Even Tierney, broadly sympathetic to the traditionalists, describes their movement as “dynamic but also chaotic,” with the potential to “go off the rails without a lot of corrective mechanisms in place.” If you don’t sympathize at all with the desire to maintain the old liturgy, if you regard traditionalism as entirely retrograde, you’ll see it the way many of Pope Francis’ allies do: as a dangerously divisive force within the church.

But then here is the second point and the great irony: The kind of lay-led organizing described above, in which ordinary Catholics get together and create culture and community without priestly leadership or hierarchical direction, is exactly what Vatican II was supposed to usher in. And if you just gave a general description of the TLM movement, it could easily code as “progressive” — with the assumption being that if a bunch of lay Catholics are getting together to do something that cuts across the lines of parishes and dioceses and that the hierarchy regards with disapproval, they must be seeking a more liberalized and modern church.

In reality, traditionalism itself has turned out to be one of the most successful movements of the entire post-Vatican II era, using one manifestation of the spirit of the age (disputatious, populist, anti-authority) to organize against a different manifestation (the renovation of the liturgy). It’s thrived with the advance of the internet, which has made community-building easier and enabled immediate documentary access to the pre-1960s Catholic patrimony traditionalists are eager to restore.
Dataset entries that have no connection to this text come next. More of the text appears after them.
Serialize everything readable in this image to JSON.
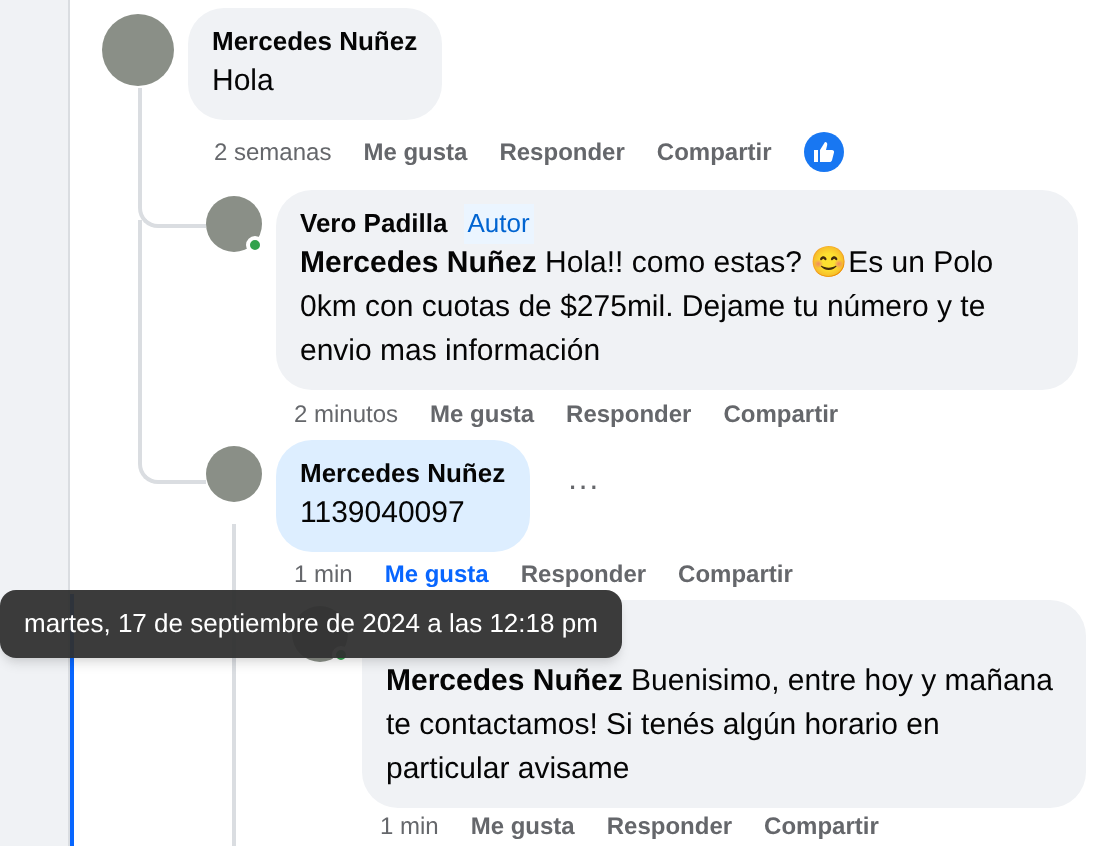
{
  "comments": [
    {
      "author": "Mercedes Nuñez",
      "text": "Hola",
      "online": false,
      "highlighted": false,
      "liked": false,
      "reacted": true,
      "time": "2 semanas",
      "actions": [
        "Me gusta",
        "Responder",
        "Compartir"
      ]
    },
    {
      "author": "Vero Padilla",
      "badge": "Autor",
      "text": "**Mercedes Nuñez** Hola!! como estas? 😊Es un Polo 0km con cuotas de $275mil. Dejame tu número y te envio mas información",
      "online": true,
      "highlighted": false,
      "liked": false,
      "reacted": false,
      "time": "2 minutos",
      "actions": [
        "Me gusta",
        "Responder",
        "Compartir"
      ]
    },
    {
      "author": "Mercedes Nuñez",
      "text": "1139040097",
      "online": false,
      "highlighted": true,
      "more": "···",
      "liked": true,
      "reacted": false,
      "time": "1 min",
      "actions": [
        "Me gusta",
        "Responder",
        "Compartir"
      ]
    },
    {
      "text": "**Mercedes Nuñez** Buenisimo, entre hoy y mañana te contactamos! Si tenés algún horario en particular avisame",
      "online": true,
      "highlighted": false,
      "liked": false,
      "reacted": false,
      "time": "1 min",
      "actions": [
        "Me gusta",
        "Responder",
        "Compartir"
      ]
    }
  ],
  "tooltip": {
    "text": "martes, 17 de septiembre de 2024 a las 12:18 pm"
  }
}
And it’s proved to be a very American movement — coming to you in this case from the place where the heartland meets the celebrity culture of the NFL. (Nor is it a coincidence that the other center of traditionalism is France, another revolutionary nation where the national Catholic Church has always had a complex relationship with Rome.)

I think you can see in Butker’s judgmental zeal the obvious ways in which traditionalism can be self-limiting. But the idea that it simply represents a kind of atavism, a medieval relic unaccountably preserved, misunderstands the nature of its strength. No less than any progressive form of Catholicism, Butker and his movement are the fruits of a weakened hierarchy, a disillusioned-but-empowered laity and a democratic age.